What the task asks
Search the entries for lines that contain the word "icon", and report each one found.

Supplied entries
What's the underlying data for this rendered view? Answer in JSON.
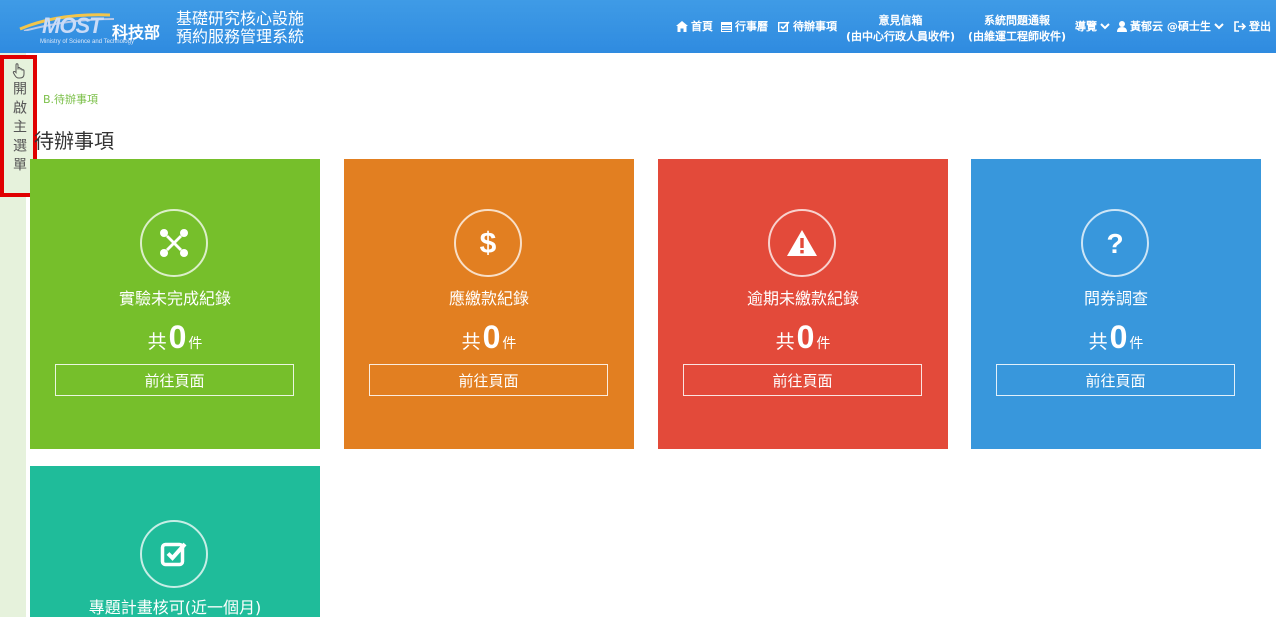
{
  "header": {
    "logo_text": "MOST",
    "logo_cn": "科技部",
    "logo_sub": "Ministry of Science and Technology",
    "site_title_line1": "基礎研究核心設施",
    "site_title_line2": "預約服務管理系統",
    "nav": {
      "home": "首頁",
      "calendar": "行事曆",
      "todo": "待辦事項",
      "feedback_line1": "意見信箱",
      "feedback_line2": "(由中心行政人員收件)",
      "report_line1": "系統問題通報",
      "report_line2": "(由維運工程師收件)",
      "guide": "導覽",
      "user": "黃郁云 @碩士生",
      "logout": "登出"
    }
  },
  "sidebar": {
    "toggle_label": "開啟主選單"
  },
  "breadcrumb": "B.待辦事項",
  "page_title": "待辦事項",
  "tiles": [
    {
      "label": "實驗未完成紀錄",
      "prefix": "共",
      "count": "0",
      "unit": "件",
      "button": "前往頁面",
      "color": "#76bf2b",
      "icon": "joomla-icon"
    },
    {
      "label": "應繳款紀錄",
      "prefix": "共",
      "count": "0",
      "unit": "件",
      "button": "前往頁面",
      "color": "#e27f21",
      "icon": "dollar-icon"
    },
    {
      "label": "逾期未繳款紀錄",
      "prefix": "共",
      "count": "0",
      "unit": "件",
      "button": "前往頁面",
      "color": "#e34a3a",
      "icon": "warning-icon"
    },
    {
      "label": "問券調查",
      "prefix": "共",
      "count": "0",
      "unit": "件",
      "button": "前往頁面",
      "color": "#3897dc",
      "icon": "question-icon"
    },
    {
      "label": "專題計畫核可(近一個月)",
      "color": "#1fbc9a",
      "icon": "check-square-icon"
    }
  ]
}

Answer section
      "icon": "joomla-icon"
      "icon": "dollar-icon"
      "icon": "warning-icon"
      "icon": "question-icon"
      "icon": "check-square-icon"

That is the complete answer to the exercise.